(Edited for clarity. Thanks to James K and Connor Garcia.)
This question about the most distant, observable cosmic objects made me wonder if we know the distance that was between us and them at the time (13.4 billion years ago, in the example linked) of the initial emission from them of the light that we can now see.
(Answer: Thanks to Connor Garcia for pointing out that the answer of 2.66 billion light-years was in the notes of the wikipedia page of the galaxy (GN-z11, currently the oldest and most distant known galaxy in the observable universe) that I linked to in my own question. I can always count on stack exchange users to helpfully point out that the answer I was looking for was just a bit more effort away, lol. But seriously, thanks for the help Connor.)
I can understand how expansion has caused them to travel a current distance of 30+ billion light years from us (or I can at least understand how the distance is larger than light could travel in 14 billion years), but I haven't been able to find a statement about their distance from us when they originally emitted the light we're seeing today.
Can anyone give me insight into how close this 13.4 billion year-old galaxy was when it emitted the light we're seeing today?

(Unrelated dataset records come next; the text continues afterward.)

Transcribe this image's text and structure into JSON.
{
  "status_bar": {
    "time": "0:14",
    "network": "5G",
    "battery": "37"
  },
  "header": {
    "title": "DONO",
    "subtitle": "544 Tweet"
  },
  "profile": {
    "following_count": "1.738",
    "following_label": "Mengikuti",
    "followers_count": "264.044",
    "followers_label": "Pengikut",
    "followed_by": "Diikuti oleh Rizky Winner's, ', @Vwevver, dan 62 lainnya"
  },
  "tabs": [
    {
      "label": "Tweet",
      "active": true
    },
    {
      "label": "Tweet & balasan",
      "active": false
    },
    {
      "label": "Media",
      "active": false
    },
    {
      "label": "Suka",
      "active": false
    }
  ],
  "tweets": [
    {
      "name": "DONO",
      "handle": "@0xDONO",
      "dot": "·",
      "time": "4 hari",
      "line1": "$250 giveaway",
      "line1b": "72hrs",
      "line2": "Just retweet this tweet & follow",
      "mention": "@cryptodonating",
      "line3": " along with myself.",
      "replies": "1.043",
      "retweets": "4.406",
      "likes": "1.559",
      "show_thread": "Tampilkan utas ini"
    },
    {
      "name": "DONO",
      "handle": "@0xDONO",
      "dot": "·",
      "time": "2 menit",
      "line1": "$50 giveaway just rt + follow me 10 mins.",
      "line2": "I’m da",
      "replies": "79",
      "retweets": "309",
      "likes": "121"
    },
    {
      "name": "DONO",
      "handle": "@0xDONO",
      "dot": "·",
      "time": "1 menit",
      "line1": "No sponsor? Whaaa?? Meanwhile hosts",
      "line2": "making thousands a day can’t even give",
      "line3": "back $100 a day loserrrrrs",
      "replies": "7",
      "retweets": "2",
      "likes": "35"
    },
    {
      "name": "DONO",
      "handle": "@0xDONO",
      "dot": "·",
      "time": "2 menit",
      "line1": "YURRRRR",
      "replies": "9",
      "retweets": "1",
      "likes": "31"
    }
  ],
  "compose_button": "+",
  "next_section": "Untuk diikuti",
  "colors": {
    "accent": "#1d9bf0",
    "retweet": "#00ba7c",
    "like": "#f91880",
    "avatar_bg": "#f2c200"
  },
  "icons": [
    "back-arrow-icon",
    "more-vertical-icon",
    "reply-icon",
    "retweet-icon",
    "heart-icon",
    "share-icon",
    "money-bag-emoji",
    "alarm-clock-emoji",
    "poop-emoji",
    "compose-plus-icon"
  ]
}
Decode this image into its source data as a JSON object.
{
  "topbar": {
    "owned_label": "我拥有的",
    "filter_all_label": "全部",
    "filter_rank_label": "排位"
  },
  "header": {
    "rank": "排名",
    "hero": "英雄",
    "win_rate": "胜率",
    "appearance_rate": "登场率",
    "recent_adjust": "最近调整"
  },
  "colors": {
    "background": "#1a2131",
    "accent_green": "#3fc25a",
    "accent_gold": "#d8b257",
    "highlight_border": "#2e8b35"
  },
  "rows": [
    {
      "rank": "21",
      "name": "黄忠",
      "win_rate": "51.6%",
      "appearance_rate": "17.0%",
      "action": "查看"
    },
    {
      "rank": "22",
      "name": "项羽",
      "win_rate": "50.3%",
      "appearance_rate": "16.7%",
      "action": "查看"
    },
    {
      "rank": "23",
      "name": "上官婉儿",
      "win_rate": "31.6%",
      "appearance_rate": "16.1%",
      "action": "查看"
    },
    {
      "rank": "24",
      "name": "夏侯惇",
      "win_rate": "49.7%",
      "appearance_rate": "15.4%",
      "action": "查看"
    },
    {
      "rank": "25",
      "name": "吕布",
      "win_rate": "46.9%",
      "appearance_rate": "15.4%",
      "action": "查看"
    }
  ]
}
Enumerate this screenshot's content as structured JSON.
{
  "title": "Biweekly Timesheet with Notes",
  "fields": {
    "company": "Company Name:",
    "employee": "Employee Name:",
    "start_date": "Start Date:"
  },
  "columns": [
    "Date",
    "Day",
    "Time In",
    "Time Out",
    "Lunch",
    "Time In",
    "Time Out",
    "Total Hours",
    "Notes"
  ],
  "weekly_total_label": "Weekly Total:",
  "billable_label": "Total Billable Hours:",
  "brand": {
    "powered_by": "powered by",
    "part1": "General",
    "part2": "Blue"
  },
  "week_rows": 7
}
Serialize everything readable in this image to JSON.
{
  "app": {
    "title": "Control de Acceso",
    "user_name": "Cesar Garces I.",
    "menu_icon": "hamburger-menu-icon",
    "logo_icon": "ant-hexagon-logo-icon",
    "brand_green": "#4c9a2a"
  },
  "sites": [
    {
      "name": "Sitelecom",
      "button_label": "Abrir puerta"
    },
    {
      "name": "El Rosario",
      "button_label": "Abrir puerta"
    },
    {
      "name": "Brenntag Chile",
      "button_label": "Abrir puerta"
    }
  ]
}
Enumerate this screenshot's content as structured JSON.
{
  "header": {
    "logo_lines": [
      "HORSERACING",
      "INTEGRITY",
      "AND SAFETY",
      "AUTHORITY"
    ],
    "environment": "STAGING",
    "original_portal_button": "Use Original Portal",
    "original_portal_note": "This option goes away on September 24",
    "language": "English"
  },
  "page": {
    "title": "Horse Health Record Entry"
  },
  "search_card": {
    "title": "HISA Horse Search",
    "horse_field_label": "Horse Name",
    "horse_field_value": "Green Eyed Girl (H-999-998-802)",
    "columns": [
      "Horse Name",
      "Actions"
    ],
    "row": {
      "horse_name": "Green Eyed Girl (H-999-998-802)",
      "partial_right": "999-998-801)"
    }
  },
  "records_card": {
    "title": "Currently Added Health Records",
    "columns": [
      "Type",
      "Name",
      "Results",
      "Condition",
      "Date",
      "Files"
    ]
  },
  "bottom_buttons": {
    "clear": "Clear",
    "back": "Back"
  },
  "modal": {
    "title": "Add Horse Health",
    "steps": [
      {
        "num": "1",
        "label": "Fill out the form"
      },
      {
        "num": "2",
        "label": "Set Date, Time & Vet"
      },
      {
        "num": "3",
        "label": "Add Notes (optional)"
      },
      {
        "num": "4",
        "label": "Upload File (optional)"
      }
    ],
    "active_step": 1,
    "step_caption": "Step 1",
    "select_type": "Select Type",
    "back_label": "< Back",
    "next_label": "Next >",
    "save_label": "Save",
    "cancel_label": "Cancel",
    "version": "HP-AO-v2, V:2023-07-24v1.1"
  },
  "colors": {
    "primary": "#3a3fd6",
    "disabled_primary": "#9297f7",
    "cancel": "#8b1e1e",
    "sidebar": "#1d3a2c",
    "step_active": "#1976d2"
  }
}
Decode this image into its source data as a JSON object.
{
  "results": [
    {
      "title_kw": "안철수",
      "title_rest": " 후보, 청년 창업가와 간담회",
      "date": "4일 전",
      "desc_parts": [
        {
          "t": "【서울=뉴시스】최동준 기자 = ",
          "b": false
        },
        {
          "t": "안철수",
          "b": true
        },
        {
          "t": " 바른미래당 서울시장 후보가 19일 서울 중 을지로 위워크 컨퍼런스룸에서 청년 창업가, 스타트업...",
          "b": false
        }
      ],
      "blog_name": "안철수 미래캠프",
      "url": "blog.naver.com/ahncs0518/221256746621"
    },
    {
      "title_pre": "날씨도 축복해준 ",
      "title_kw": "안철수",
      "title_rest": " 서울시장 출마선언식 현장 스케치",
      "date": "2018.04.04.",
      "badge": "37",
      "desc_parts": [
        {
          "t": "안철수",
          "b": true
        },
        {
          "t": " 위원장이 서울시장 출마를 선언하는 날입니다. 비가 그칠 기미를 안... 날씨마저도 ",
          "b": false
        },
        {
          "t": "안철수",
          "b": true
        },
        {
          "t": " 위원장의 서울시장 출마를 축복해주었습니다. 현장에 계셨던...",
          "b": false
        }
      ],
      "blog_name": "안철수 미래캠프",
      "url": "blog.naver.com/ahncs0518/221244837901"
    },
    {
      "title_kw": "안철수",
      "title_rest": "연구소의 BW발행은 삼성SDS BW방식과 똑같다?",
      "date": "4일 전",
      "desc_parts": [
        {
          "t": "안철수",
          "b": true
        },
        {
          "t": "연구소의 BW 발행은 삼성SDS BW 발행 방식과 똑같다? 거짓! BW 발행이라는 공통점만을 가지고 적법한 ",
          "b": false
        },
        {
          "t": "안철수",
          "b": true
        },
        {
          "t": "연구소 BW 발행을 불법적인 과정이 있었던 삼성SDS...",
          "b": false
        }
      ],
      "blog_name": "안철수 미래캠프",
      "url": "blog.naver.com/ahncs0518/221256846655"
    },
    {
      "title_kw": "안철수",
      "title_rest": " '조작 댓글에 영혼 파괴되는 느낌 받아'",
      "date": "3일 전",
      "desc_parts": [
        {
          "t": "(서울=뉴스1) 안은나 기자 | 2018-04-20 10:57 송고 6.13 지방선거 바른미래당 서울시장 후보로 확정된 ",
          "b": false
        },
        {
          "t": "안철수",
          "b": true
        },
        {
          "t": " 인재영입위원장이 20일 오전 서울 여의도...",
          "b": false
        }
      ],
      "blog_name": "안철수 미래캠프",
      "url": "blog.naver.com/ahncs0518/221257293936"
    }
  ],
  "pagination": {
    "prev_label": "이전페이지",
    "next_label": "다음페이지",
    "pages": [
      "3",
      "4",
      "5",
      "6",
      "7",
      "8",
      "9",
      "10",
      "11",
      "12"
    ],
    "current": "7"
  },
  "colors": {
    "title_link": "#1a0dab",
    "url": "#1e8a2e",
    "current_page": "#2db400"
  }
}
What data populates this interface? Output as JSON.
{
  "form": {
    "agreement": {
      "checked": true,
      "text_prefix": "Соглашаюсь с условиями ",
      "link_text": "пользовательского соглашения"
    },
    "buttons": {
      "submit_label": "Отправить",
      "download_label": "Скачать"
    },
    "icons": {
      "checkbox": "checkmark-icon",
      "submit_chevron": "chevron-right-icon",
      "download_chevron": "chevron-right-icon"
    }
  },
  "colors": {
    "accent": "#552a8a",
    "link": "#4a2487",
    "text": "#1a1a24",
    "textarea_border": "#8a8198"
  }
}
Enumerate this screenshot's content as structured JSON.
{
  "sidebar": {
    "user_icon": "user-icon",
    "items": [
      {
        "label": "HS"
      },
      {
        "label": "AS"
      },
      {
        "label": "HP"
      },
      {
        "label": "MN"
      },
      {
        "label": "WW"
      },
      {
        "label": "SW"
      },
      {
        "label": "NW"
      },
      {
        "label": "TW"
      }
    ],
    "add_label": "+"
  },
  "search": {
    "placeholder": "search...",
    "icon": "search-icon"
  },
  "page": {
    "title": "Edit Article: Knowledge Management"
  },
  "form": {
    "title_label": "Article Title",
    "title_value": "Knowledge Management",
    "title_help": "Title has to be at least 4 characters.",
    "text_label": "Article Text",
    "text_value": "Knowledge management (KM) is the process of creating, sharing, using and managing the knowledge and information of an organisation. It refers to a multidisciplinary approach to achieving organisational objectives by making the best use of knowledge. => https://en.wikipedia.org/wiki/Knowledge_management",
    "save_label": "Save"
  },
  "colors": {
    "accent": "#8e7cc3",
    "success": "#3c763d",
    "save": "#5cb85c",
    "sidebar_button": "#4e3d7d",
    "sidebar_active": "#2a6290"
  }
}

Is it as simple as the galaxy being 13.4 billion light years away at the proposed time of 400 million years after the Big Bang? And if so, did space really expand so fast in just 400 million years that objects could be 13.4 billion light years away from each other (and some much further, I'll venture to assume)?